Month-by-month we will briefly discuss some of the major pieces of research/announcements that have defined the year and advanced our understanding of Parkinson’s. The list is based on nothing more than the author’s personal opinion – apologies to any researchers who feel left out – and the contents should certainly not be considered definitive or exhaustive.
It was just some of the stuff that made me say “wow” in 2019.
And in the next post, we will conduct our annual horizon scan and consider what 2020 may have in store for us.
2019 was a productive year for the Parkinson’s research community.
Wait a minute. Hold your horses. What is that statement based on?
If we use number of research report published in 2019 as our measure, there was a total of 8094 articles added to the Pubmed website with the tag word “Parkinson’s” attached (compared to 7672 for all of 2018 and 7675 for 2017). That sounds rather productive.
In addition, there were a host of new clinical trials initiatiated, many of which are exploring entirely new experimental therapies. These include:

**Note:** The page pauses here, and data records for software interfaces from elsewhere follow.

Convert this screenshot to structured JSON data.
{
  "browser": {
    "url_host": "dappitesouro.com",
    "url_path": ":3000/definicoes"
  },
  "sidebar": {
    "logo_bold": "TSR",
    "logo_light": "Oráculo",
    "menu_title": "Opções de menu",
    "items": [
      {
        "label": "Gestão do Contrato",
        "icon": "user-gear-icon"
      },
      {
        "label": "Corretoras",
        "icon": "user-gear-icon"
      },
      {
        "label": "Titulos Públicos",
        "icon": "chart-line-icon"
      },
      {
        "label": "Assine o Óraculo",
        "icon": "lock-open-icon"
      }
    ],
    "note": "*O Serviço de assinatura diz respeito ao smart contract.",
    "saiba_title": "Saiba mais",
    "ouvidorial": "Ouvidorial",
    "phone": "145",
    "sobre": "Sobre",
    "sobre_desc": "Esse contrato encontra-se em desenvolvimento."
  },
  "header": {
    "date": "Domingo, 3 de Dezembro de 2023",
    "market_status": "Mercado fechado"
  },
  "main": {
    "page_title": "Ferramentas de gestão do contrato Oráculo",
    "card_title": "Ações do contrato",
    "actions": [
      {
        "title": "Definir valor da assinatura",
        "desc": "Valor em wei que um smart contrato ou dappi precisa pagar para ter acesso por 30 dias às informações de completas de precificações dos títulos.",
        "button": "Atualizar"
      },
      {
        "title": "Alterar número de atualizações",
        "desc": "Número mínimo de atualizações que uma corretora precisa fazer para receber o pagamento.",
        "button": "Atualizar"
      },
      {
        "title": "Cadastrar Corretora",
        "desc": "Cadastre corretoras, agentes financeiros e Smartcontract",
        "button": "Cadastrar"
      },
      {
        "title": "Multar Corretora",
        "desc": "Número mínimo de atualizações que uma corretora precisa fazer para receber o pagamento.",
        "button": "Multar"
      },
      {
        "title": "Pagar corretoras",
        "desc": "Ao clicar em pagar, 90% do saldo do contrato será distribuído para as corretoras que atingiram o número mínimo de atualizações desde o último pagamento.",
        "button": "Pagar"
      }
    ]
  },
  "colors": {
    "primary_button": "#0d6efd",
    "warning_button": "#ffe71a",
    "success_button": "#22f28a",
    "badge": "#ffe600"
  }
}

- UDCA (aka Ursodeoxycholic acid) – A bial acid therapy used for reducing gall stones that may improve mitochondrial function entered Phase II testing for Parkinson’s (Click here to read a SoPD post on the topic).
- PR001 – A gene therapy targetting GBA-associated Parkinson’s (Click here to read a SoPD post about this).
- CNM-Au8 – Gold nanoparticles entered Phase II testing for Parkinson’s (Click here to read an SoPD post about this research).
- Terazosin – This prostatic hyperplasia and hypertension drug was found to enhance Phosphoglycerate kinase 1 (Pgk1) activation & a Phase II trial was immediately initiatiated (Click here to read an SoPD post on this topic).
- Inzomelid – An NLRP3 inhibitor from Inflazome began Phase I testing (Click here to read a SoPD post on this topic).
On top of all of this, numerous novel potenially therapeutic pathways were proposed, such as:
- Farnesyltransferase inhibition (Click here to read a SoPD post on the topic)
- Miro1 degradation (Click here to read an SoPD post on the topic).
- CD22 inhibition (Click here to read a SoPD post on this topic).
- Felodipine – Researchers discovered that this L-type calcium channel blocker & anti-hypertensive drug boosts waste disposal (or autophagy) in mouse brains (Click here to read an SoPD post on the topic).
Plus, there were a number of major Parkinson’s research organisations launched, including the Australian Parkinson’s Mission (Click here to read more about this), Aligning Science Across Parkinson’s (ASAP – click here to read more about this), the Accelerating Medicines Partnership for Parkinson’s disease (or AMP-PD) initiative (Click here to read more about this), and the Chan Zuckerberg Initiative.
Based on all of this, I think it is safe to say that 2019 was a productive year for Parkinson’s research.
Ok, all of that sounds great, but what does that mean for someone living with the condition?